Welcome to Dig
In the age of the ubiquitous playlist and the killer Tarantino soundtrack, it it easy to forget the thrill of a new album release from your favourite band, or a thrift store discovery that stops you in your tracks. In the days where you only owned a handful of records, you would lose yourself in a teenage daydream playing the album over and over, letting the tracks work their magic deeper with every listen as you pored over the cover, and in the best of cases the inner sleeve as well, for every clue about the band and the sonic world they had summoned up. The best albums transport me back completely, their covers alone portals to the past, a chance to revisit different times and places, but also re-experience with nerve tingling accuracy the thrill of the first time. The best albums sound like nobody else, and wherever you drop the needle the band are instantly recognizable. The sense of whole is palpable: the sequence of the songs seem so indisputably right, so much so that if you ever put one of the tracks on a compilation you feel horribly thrown when you listen to the song bereft of its neighbours. These are the soundtracks of your finest hours and lowest ebbs: the music that somehow articulated your innermost emotions in a way you never could yourself.
Each week I’ll be sharing one of these albums- some well established in the indie cannon, others less celebrated- but all worth investing your time in. Take a listen- you won’t regret it.
Fire of Love by The Gun Club
This is one of those debut albums where the band just seem to have plugged in and the magic poured out. Jeffrey Lee Pierce sings like a man possessed, as he rides the black train through the swampy backwaters of the deep South. The imagery in these songs is every bit as captivating as the swamp soaked, slide-guitar driven amphetamine blues they are set to. Hearing this as a 17 year old in a sleepy English backwater, long before the internet and blanket music coverage, was an exhilarating and unsettling experience. Enticing and intimidating worlds of lost highways and motel sex are conjured up with a well turned couplet. The front cover with its voodoo imagery and no band photo let the imagination run riot, and it still does every time I hear this record. It was always a dilemma to choose which side of this record to play first- the irresistible bar chords and inspirational gibberish lyrics of Sex Beat, or flip over for the slide guitar frenzy of Ghost on the Highway drenched in scorn and beautiful lyricism-
You are simply a liar- an animal who begs and steals
Until you become a bigger creature’s meal…
Other standouts include Jack on Fire– a sleazy masterpiece of voodoo and repetition- and Fire Spirit which builds to an impassioned crescendo with lyrics that manage to be both exhilarating and strangely enigmatic at the same time.
The Gun Club never quite scaled the same heights again, with endless line up changes and various addictions doubtlessly taking their toll, but they set the bar so high with their debut there was really no way to take this new sound much further. Years later, Las Vegas Story was a noble and ambitious change of direction, and certainly has moments of majesty, largely thanks to Jeffrey Lee’s emotionally charged delivery, but for the first time listener The Fire of Love is the only place to start- sit back and feel the Voodoo!
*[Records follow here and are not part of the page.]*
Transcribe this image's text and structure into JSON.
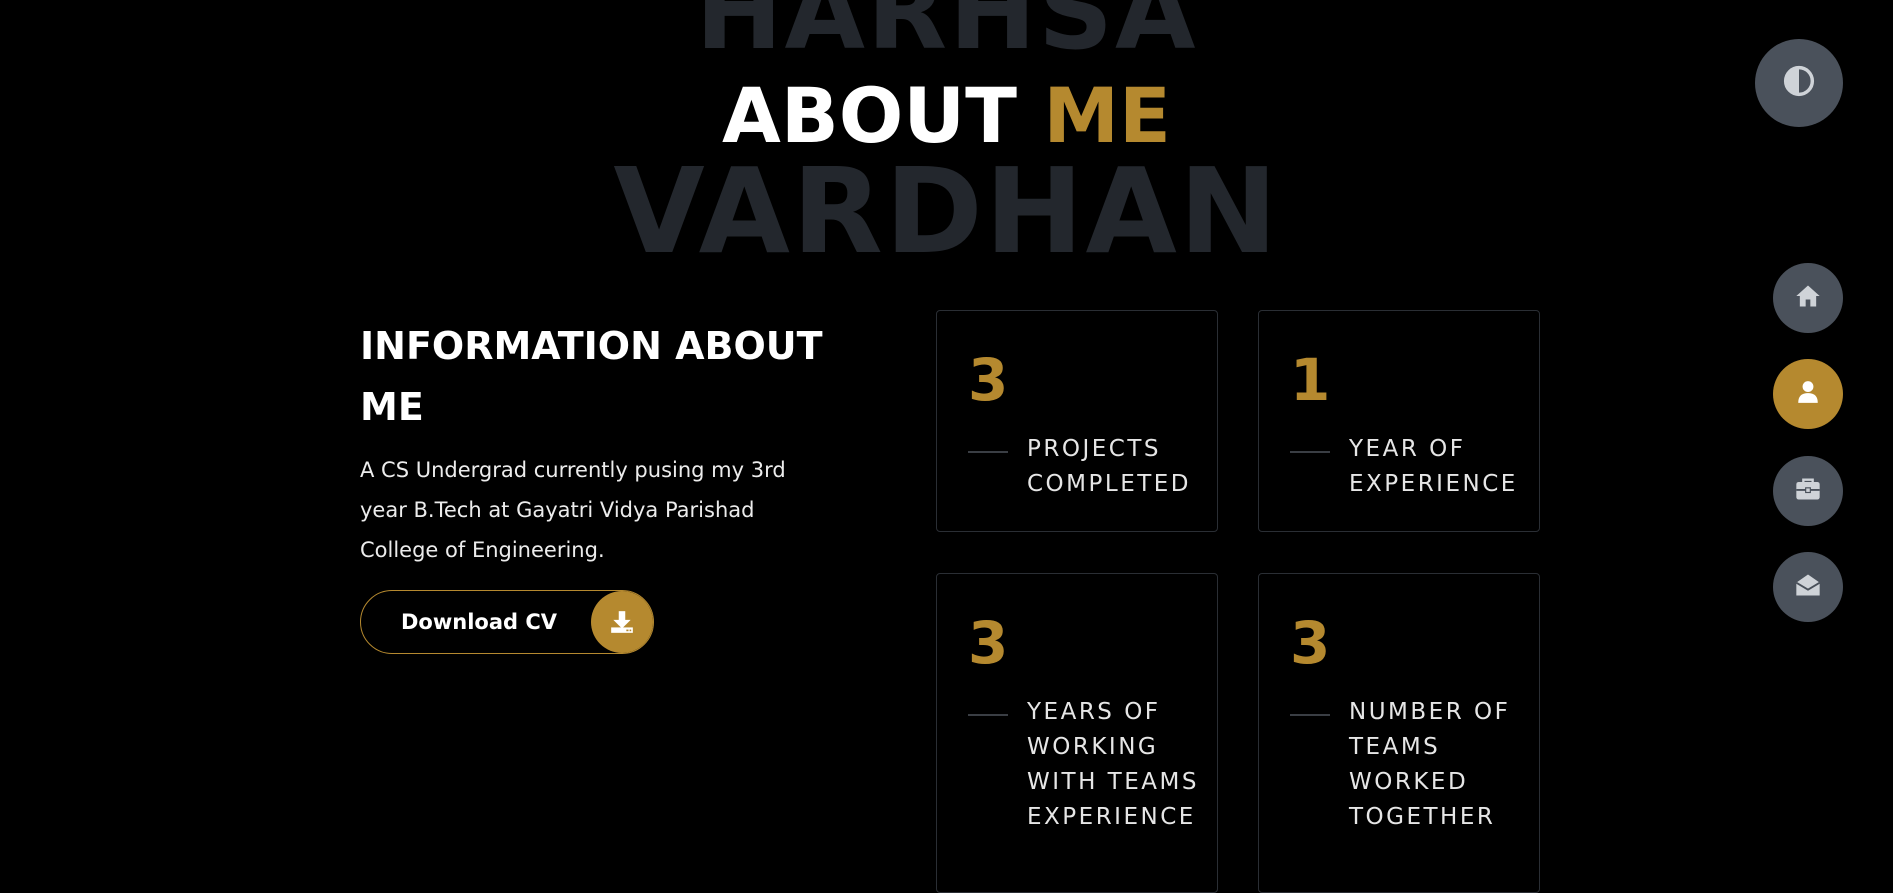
{
  "background_words": {
    "top": "HARHSA",
    "bottom": "VARDHAN"
  },
  "heading": {
    "main": "ABOUT",
    "accent": "ME"
  },
  "info": {
    "title": "INFORMATION ABOUT ME",
    "description": "A CS Undergrad currently pusing my 3rd year B.Tech at Gayatri Vidya Parishad College of Engineering.",
    "download_label": "Download CV",
    "download_icon": "download-icon"
  },
  "stats": [
    {
      "number": "3",
      "label": "Projects completed"
    },
    {
      "number": "1",
      "label": "Year of experience"
    },
    {
      "number": "3",
      "label": "Years of working with teams experience"
    },
    {
      "number": "3",
      "label": "Number of teams worked together"
    }
  ],
  "side_nav": {
    "theme_toggle_icon": "contrast-icon",
    "items": [
      {
        "icon": "home-icon",
        "active": false
      },
      {
        "icon": "user-icon",
        "active": true
      },
      {
        "icon": "briefcase-icon",
        "active": false
      },
      {
        "icon": "envelope-open-icon",
        "active": false
      }
    ]
  },
  "colors": {
    "background": "#000000",
    "accent": "#b5892f",
    "ghost_text": "#23272d",
    "nav_button": "#4a515b"
  }
}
(The closest you can come to experiencing The Gun Club magic live, now Jeffrey Lee has moved on, is to catch original member Kid Congo’s with his Pink Monkey Birds, as they often perform a choice selection from this album alongside their own mix of late night twang and Fall style twisters.
Jeffrey songs continue to inspire through the We are Only Riders project, already on its third release and attracting artists of the calibre of Nick Cave and Debbie Harry. Definitely worth a listen.)